=== Directions ===
Carry over every entry exactly as written, though not the pictures it contains.
=== Section Start ===
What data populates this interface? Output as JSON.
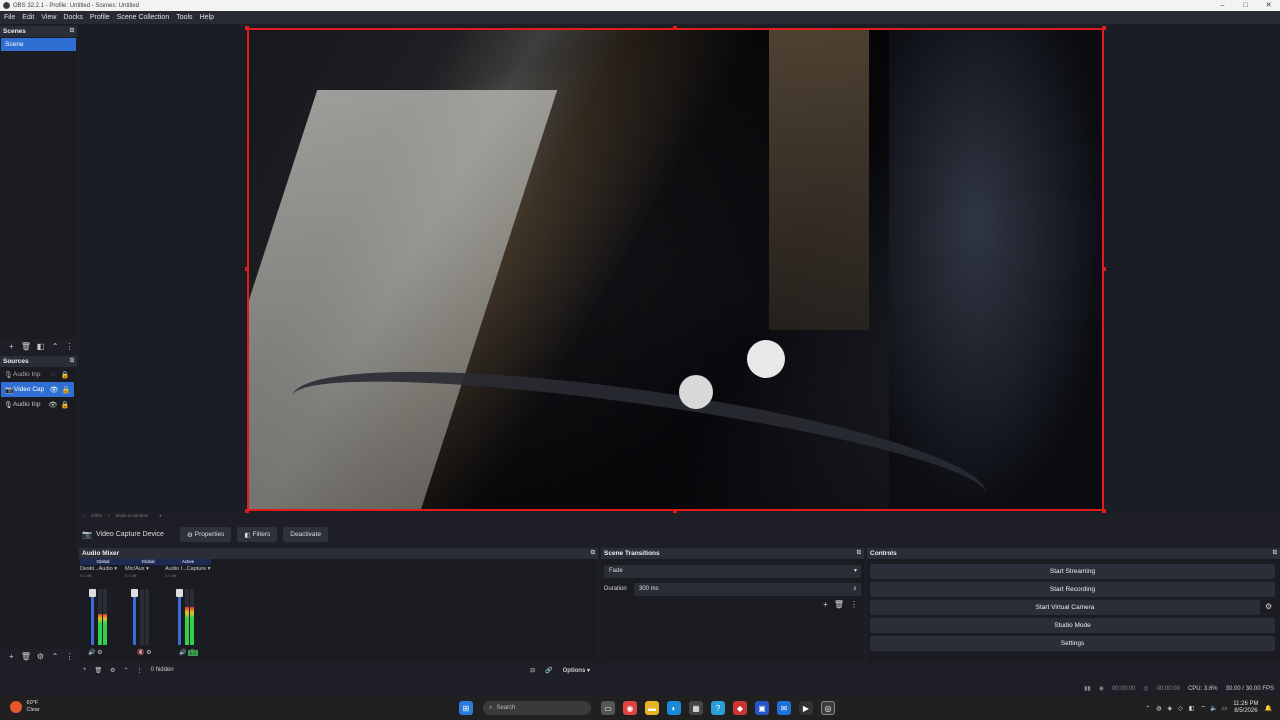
{
  "window": {
    "title": "OBS 32.2.1 - Profile: Untitled - Scenes: Untitled",
    "controls": [
      "–",
      "□",
      "✕"
    ]
  },
  "menu": [
    "File",
    "Edit",
    "View",
    "Docks",
    "Profile",
    "Scene Collection",
    "Tools",
    "Help"
  ],
  "scenes": {
    "header": "Scenes",
    "items": [
      "Scene"
    ]
  },
  "sources": {
    "header": "Sources",
    "items": [
      {
        "label": "Audio Inp",
        "icon": "mic-icon"
      },
      {
        "label": "Video Cap",
        "icon": "camera-icon"
      },
      {
        "label": "Audio Inp",
        "icon": "mic-icon"
      }
    ]
  },
  "zoom": {
    "minus": "–",
    "value": "100%",
    "plus": "+",
    "scale_label": "Scale to window"
  },
  "source_bar": {
    "name": "Video Capture Device",
    "properties": "Properties",
    "filters": "Filters",
    "deactivate": "Deactivate"
  },
  "mixer": {
    "header": "Audio Mixer",
    "channels": [
      {
        "tag": "Global",
        "name": "Deskt...Audio",
        "db": "0.0 dB",
        "level": 0.55
      },
      {
        "tag": "Global",
        "name": "Mic/Aux",
        "db": "0.0 dB",
        "level": 0.0
      },
      {
        "tag": "Active",
        "name": "Audio I...Capture",
        "db": "0.0 dB",
        "level": 0.68
      }
    ],
    "hidden": "0 hidden",
    "options": "Options"
  },
  "transitions": {
    "header": "Scene Transitions",
    "selected": "Fade",
    "duration_label": "Duration",
    "duration": "300 ms"
  },
  "controls": {
    "header": "Controls",
    "buttons": [
      "Start Streaming",
      "Start Recording",
      "Start Virtual Camera",
      "Studio Mode",
      "Settings"
    ]
  },
  "status": {
    "stream_time": "00:00:00",
    "rec_time": "00:00:00",
    "cpu": "CPU: 3.6%",
    "fps": "30.00 / 30.00 FPS"
  },
  "taskbar": {
    "weather_temp": "60°F",
    "weather_desc": "Clear",
    "search": "Search",
    "time": "11:26 PM",
    "date": "8/5/2026"
  },
  "colors": {
    "accent": "#2f6fd3",
    "selection": "#e21c1c",
    "background": "#1e1f26"
  }
}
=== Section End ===
=== Solution for this task ===
What data populates this interface? Output as JSON.
{
  "window": {
    "title": "OBS 32.2.1 - Profile: Untitled - Scenes: Untitled",
    "controls": [
      "–",
      "□",
      "✕"
    ]
  },
  "menu": [
    "File",
    "Edit",
    "View",
    "Docks",
    "Profile",
    "Scene Collection",
    "Tools",
    "Help"
  ],
  "scenes": {
    "header": "Scenes",
    "items": [
      "Scene"
    ]
  },
  "sources": {
    "header": "Sources",
    "items": [
      {
        "label": "Audio Inp",
        "icon": "mic-icon"
      },
      {
        "label": "Video Cap",
        "icon": "camera-icon"
      },
      {
        "label": "Audio Inp",
        "icon": "mic-icon"
      }
    ]
  },
  "zoom": {
    "minus": "–",
    "value": "100%",
    "plus": "+",
    "scale_label": "Scale to window"
  },
  "source_bar": {
    "name": "Video Capture Device",
    "properties": "Properties",
    "filters": "Filters",
    "deactivate": "Deactivate"
  },
  "mixer": {
    "header": "Audio Mixer",
    "channels": [
      {
        "tag": "Global",
        "name": "Deskt...Audio",
        "db": "0.0 dB",
        "level": 0.55
      },
      {
        "tag": "Global",
        "name": "Mic/Aux",
        "db": "0.0 dB",
        "level": 0.0
      },
      {
        "tag": "Active",
        "name": "Audio I...Capture",
        "db": "0.0 dB",
        "level": 0.68
      }
    ],
    "hidden": "0 hidden",
    "options": "Options"
  },
  "transitions": {
    "header": "Scene Transitions",
    "selected": "Fade",
    "duration_label": "Duration",
    "duration": "300 ms"
  },
  "controls": {
    "header": "Controls",
    "buttons": [
      "Start Streaming",
      "Start Recording",
      "Start Virtual Camera",
      "Studio Mode",
      "Settings"
    ]
  },
  "status": {
    "stream_time": "00:00:00",
    "rec_time": "00:00:00",
    "cpu": "CPU: 3.6%",
    "fps": "30.00 / 30.00 FPS"
  },
  "taskbar": {
    "weather_temp": "60°F",
    "weather_desc": "Clear",
    "search": "Search",
    "time": "11:26 PM",
    "date": "8/5/2026"
  },
  "colors": {
    "accent": "#2f6fd3",
    "selection": "#e21c1c",
    "background": "#1e1f26"
  }
}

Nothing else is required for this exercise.